Got You Covered: Desaeger Continues to Tout Cover Crops to Manage Nematodes

Jim Rogers Florida

By Clint Thompson

Cover crops remain an under-utilized but effective management option for specialty crop growers managing nematodes.

Sunn hemp growing in southern Florida.
Credit: Qingren Wang, UF/IFAS

Johan Desaeger, assistant professor of entomology and nematology at the University of Florida Institute of Food and Agricultural Sciences Gulf Coast Research and Education Center, touted the practice at the Florida Grower Citrus Show.

“If you have the time to put in a cover crop, which it’s not just that you have a cover, it’s that you rotate, which most fields never do. If you never rotate in your fields, that’s when you build up that same nematode year after year until it becomes a problem that you can’t manage anymore,” Desaeger said. “Having a cover crop like sunn hemp, I’ve advocated sunn hemp for a while, because it’s good for most nematodes.”

Cover crops are utilized in between production seasons. They improve the soil quality and health in preparation for the upcoming growing season but can also help reduce nematode reproduction; if growers implement cover crops that are poor hosts.

Sunn hemp is a good cover crop to use. It produces high amounts of biomass and is a poor host to root-knot nematodes and sting nematodes. It also contains alkaloids in its tissue. Its leaf and root residue have nematicidal activity.

But growers need additional cover crop alternatives, says Desaeger. He plans to focus more of his research on finding viable options.

“I think that’s something I’d like to work on. Right now, we have sunn hemp, sorghum, sudan, cowpeas; those are kind of the go-to crops. I wish we had some more options,” Desaeger said.

“You need a lot of data to figure out which cover crops are good for which nematodes.
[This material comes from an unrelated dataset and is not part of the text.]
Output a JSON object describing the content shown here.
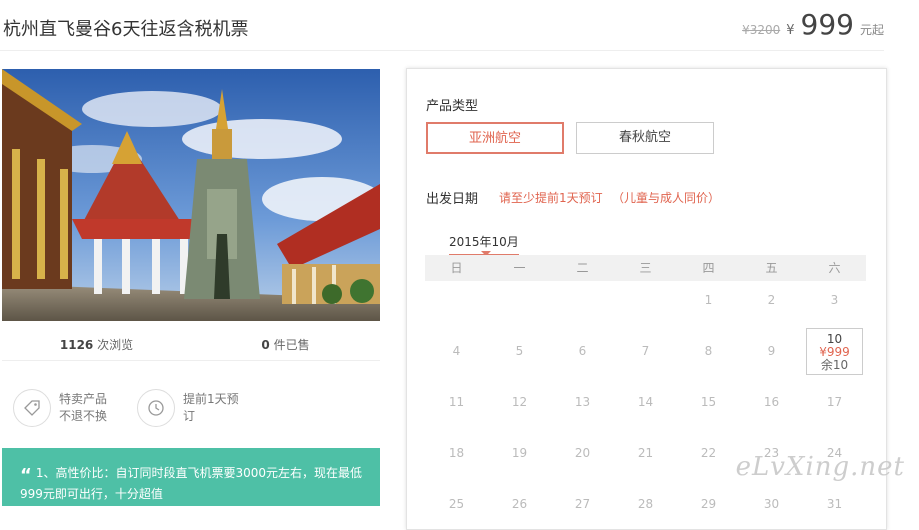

You’ve got to know your field and how nematodes are going to respond to these different cover crops. It’s going to involve a lot of research. It’s not something that is available right now.”